6. William Kalmar – “I Can’t See You Anymore (Moving On)

Released at the very beginning of this year, William Kalmar’s A Fifth of Filth and A Fistful of Naughty breaks your heart and refuses to apologize. His intricate guitar picking and emotionally distraught vocals really do a number on hopeless romantics like ourselves, but that’s okay! The instrumentation is perfectly manicured to provoke a response and we have a feeling that this is exactly what Kalmar wants. The sound is rich and warm with perfectly-placed string and wind instruments with haunting harmonies and tear-jerking lyricism. If you’re looking to weep just a little, this one’s for you and all those feels you’re about to feel.

7. Bastardous – “Black Clothing

Bastardous single, “Black Clothing” is an explosive alternative punk jam with heavy guitar riffs and anthemic vocals, accented by full-throttle drums making for a thick and ear-muffling sound. They work a tight meter and maneuver musical breaks with surgical precision. We love the layers throughout this track keeping it interesting and unpredictable and far from just a typical head-banger of a song. We’re looking forward to hearing more from Bastardous! Don’t keep us waiting!

8. Telephon9 – “Castle In The Sky

We’re warning you right now that when you hear this single you’re going to want to dance. It’s infectious, beat-heavy and just an overall club classic. It’s not what you would typically expect from today’s Top 40, however. We think it’s on a whole ‘nother level. There’s a catchy hook throughout the track with a unique spacey vibe that repeats with an infectious beat to back it up. It’s not overly flashy or obnoxious like some dance hits can be and we really enjoy the production behind it all. Having this type of electronic pop music coming out of the D is cause for celebration (so turn this up and dance!).

9. Copper Thieves – “Take Me To War

(credit: Shawn Knight)

(credit: Shawn Knight)

Copper Thieves released an album in 2011 called II, and boy is it fun. It’s a perfect mesh of alternative rock and groovy indie pop. They have some undeniably catchy hooks on almost every track and quirky punk rock style vocals. One minute, you think you’re listening to something familiar and then a second later, you’re being pleasantly surprised by an unexpected meter change or guitar riff. The listening experience is extremely enjoyable and uplifting. If sunshine rock could be a thing, we would drop Copper Thieves into that category. We don’t know what their plans are here in 2016, but we hope they resurface soon!

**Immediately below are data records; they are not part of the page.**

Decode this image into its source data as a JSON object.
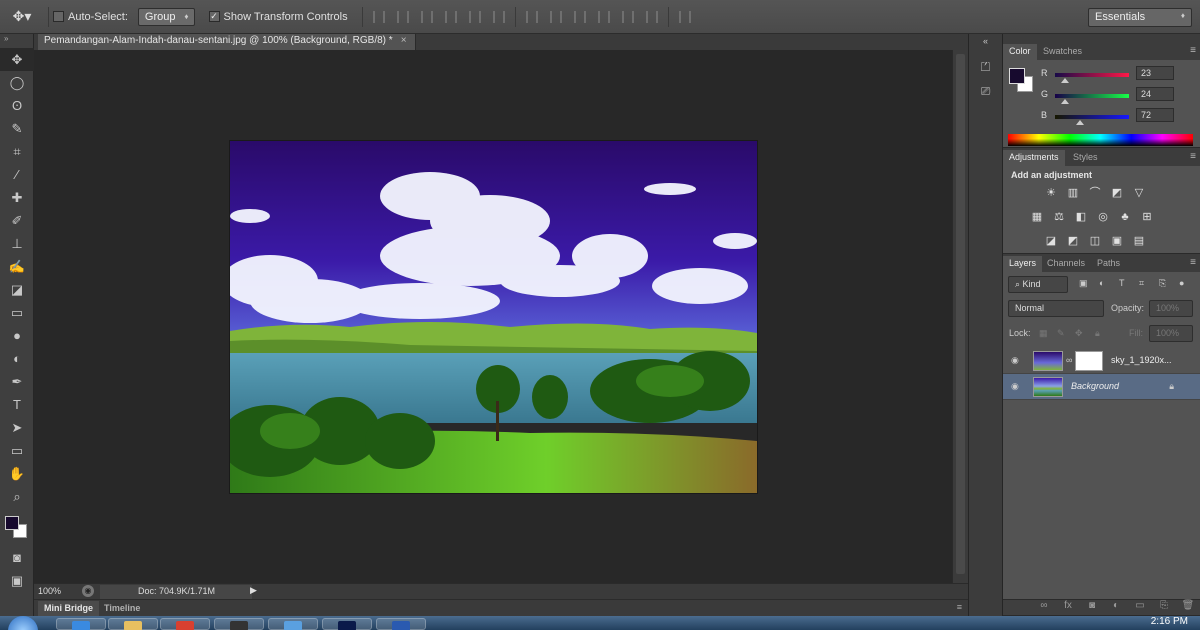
{
  "options_bar": {
    "auto_select_label": "Auto-Select:",
    "auto_select_checked": false,
    "auto_select_target": "Group",
    "transform_controls_label": "Show Transform Controls",
    "transform_controls_checked": true,
    "workspace": "Essentials"
  },
  "document": {
    "tab_title": "Pemandangan-Alam-Indah-danau-sentani.jpg @ 100% (Background, RGB/8) *",
    "tab_close": "×"
  },
  "status_bar": {
    "zoom": "100%",
    "doc_info": "Doc: 704.9K/1.71M"
  },
  "bottom_tabs": [
    "Mini Bridge",
    "Timeline"
  ],
  "toolbar": {
    "foreground_color": "#170a2e",
    "background_color": "#ffffff",
    "tools": [
      "move-tool",
      "marquee-tool",
      "lasso-tool",
      "quick-selection-tool",
      "crop-tool",
      "eyedropper-tool",
      "spot-healing-tool",
      "brush-tool",
      "clone-stamp-tool",
      "history-brush-tool",
      "eraser-tool",
      "gradient-tool",
      "blur-tool",
      "dodge-tool",
      "pen-tool",
      "type-tool",
      "path-selection-tool",
      "rectangle-tool",
      "hand-tool",
      "zoom-tool"
    ]
  },
  "color_panel": {
    "tabs": [
      "Color",
      "Swatches"
    ],
    "r_label": "R",
    "r_value": "23",
    "g_label": "G",
    "g_value": "24",
    "b_label": "B",
    "b_value": "72"
  },
  "adjustments_panel": {
    "tabs": [
      "Adjustments",
      "Styles"
    ],
    "title": "Add an adjustment"
  },
  "layers_panel": {
    "tabs": [
      "Layers",
      "Channels",
      "Paths"
    ],
    "filter_kind": "Kind",
    "blend_mode": "Normal",
    "opacity_label": "Opacity:",
    "opacity_value": "100%",
    "lock_label": "Lock:",
    "fill_label": "Fill:",
    "fill_value": "100%",
    "layers": [
      {
        "name": "sky_1_1920x...",
        "selected": false,
        "has_mask": true
      },
      {
        "name": "Background",
        "selected": true,
        "locked": true
      }
    ]
  },
  "taskbar": {
    "clock": "2:16 PM"
  }
}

10. Big Mess – “Look Up At The Strangers

(credit: Scott Allen, Sam Conant, & Patrick H. Hoey)

(credit: Scott Allen, Sam Conant, & Patrick H. Hoey)

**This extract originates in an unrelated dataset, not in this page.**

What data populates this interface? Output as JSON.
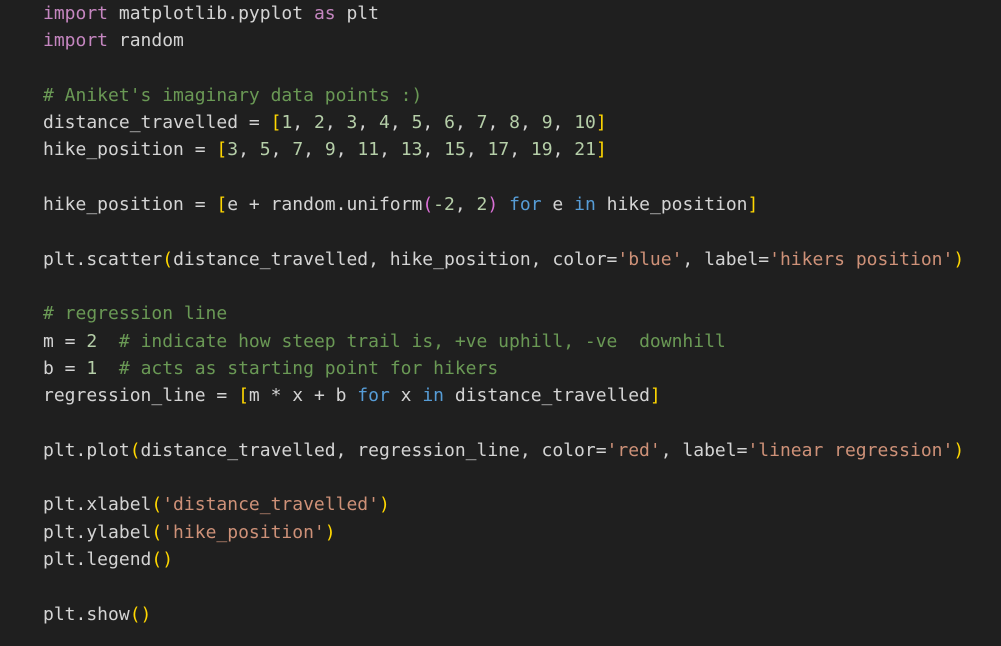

Big Mess likes to refer to their style of music as “courtesy rock” and we couldn’t agree more after listening to their 2014 release, Romantic Warrior Softball Team. It’s tasteful, respectful and “loud, but responsible”. It’s the best kind of rock n’ roll for those that want to rock, but not too hard. Their sound is youthful, but experienced as they jam effortlessly through each track. The bass lines are lively as they bounce to their own melodic beat, keeping perfect time with the lively guitars that talk back and forth to each other with silky riffs that are sure to impress. They have the ability to slow it down into a bluesy ballad or speed it up to early 2000’s geek rock. Either way, Big Mess will have your dad grooving.

 

Who are you jamming to? Tell us in the comments!

Comments

Leave a Reply

Fill in your details below or click an icon to log in:

Twitter picture

You are commenting using your Twitter account. Log Out / Change )

Facebook photo

You are commenting using your Facebook account. Log Out / Change )

Google+ photo

You are commenting using your Google+ account. Log Out / Change )

Connecting to %s

More From CW50 Detroit

Street Beat
Detroit Proud Playlists
Play.it

Listen Live